Set down every record below exactly as it stands, with the pictures omitted.

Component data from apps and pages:
* * *

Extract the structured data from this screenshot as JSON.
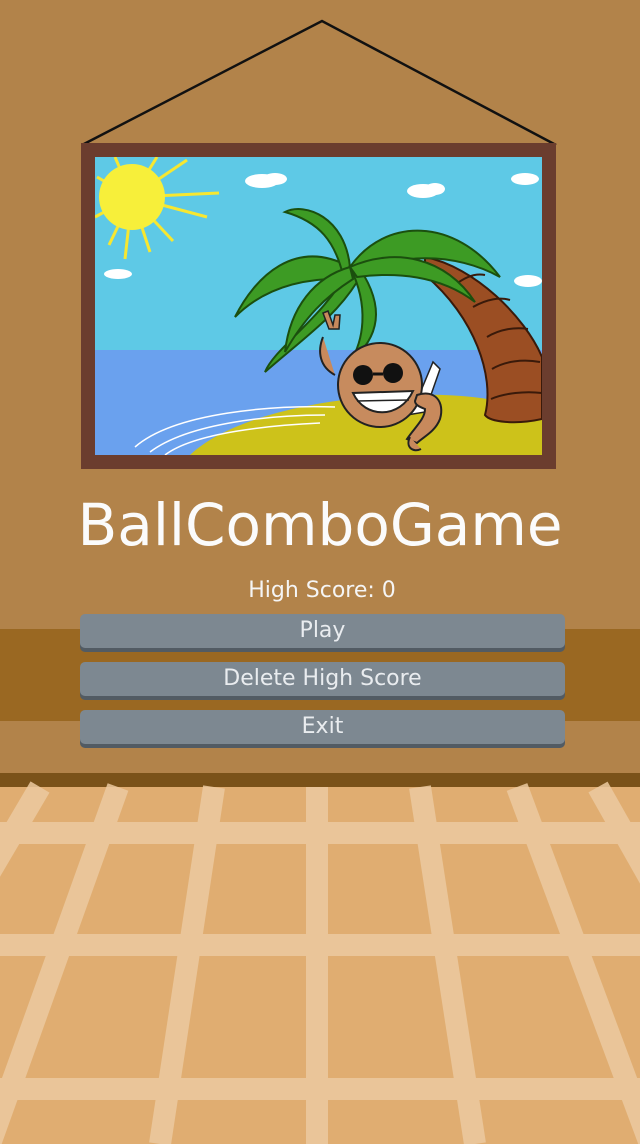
{
  "game": {
    "title": "BallComboGame",
    "high_score_label": "High Score:",
    "high_score_value": 0,
    "high_score_text": "High Score: 0"
  },
  "menu": {
    "play_label": "Play",
    "delete_label": "Delete High Score",
    "exit_label": "Exit"
  },
  "colors": {
    "wall": "#b2834a",
    "wall_band": "#9a6822",
    "floor": "#e0ad71",
    "button": "#7d8891",
    "frame": "#6b3d2e",
    "sky": "#5ec9e6",
    "sea": "#6aa1ee",
    "sand": "#cdc21a"
  },
  "picture": {
    "subject": "coconut-character-on-beach-chair-under-palm-tree"
  }
}
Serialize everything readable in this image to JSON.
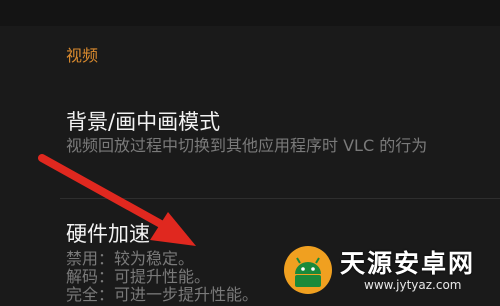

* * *

■ **Finished task**
Extract the structured data from this screenshot as JSON.
{
  "game": {
    "title": "BallComboGame",
    "high_score_label": "High Score:",
    "high_score_value": 0,
    "high_score_text": "High Score: 0"
  },
  "menu": {
    "play_label": "Play",
    "delete_label": "Delete High Score",
    "exit_label": "Exit"
  },
  "colors": {
    "wall": "#b2834a",
    "wall_band": "#9a6822",
    "floor": "#e0ad71",
    "button": "#7d8891",
    "frame": "#6b3d2e",
    "sky": "#5ec9e6",
    "sea": "#6aa1ee",
    "sand": "#cdc21a"
  },
  "picture": {
    "subject": "coconut-character-on-beach-chair-under-palm-tree"
  }
}
Serialize everything readable in this image to JSON.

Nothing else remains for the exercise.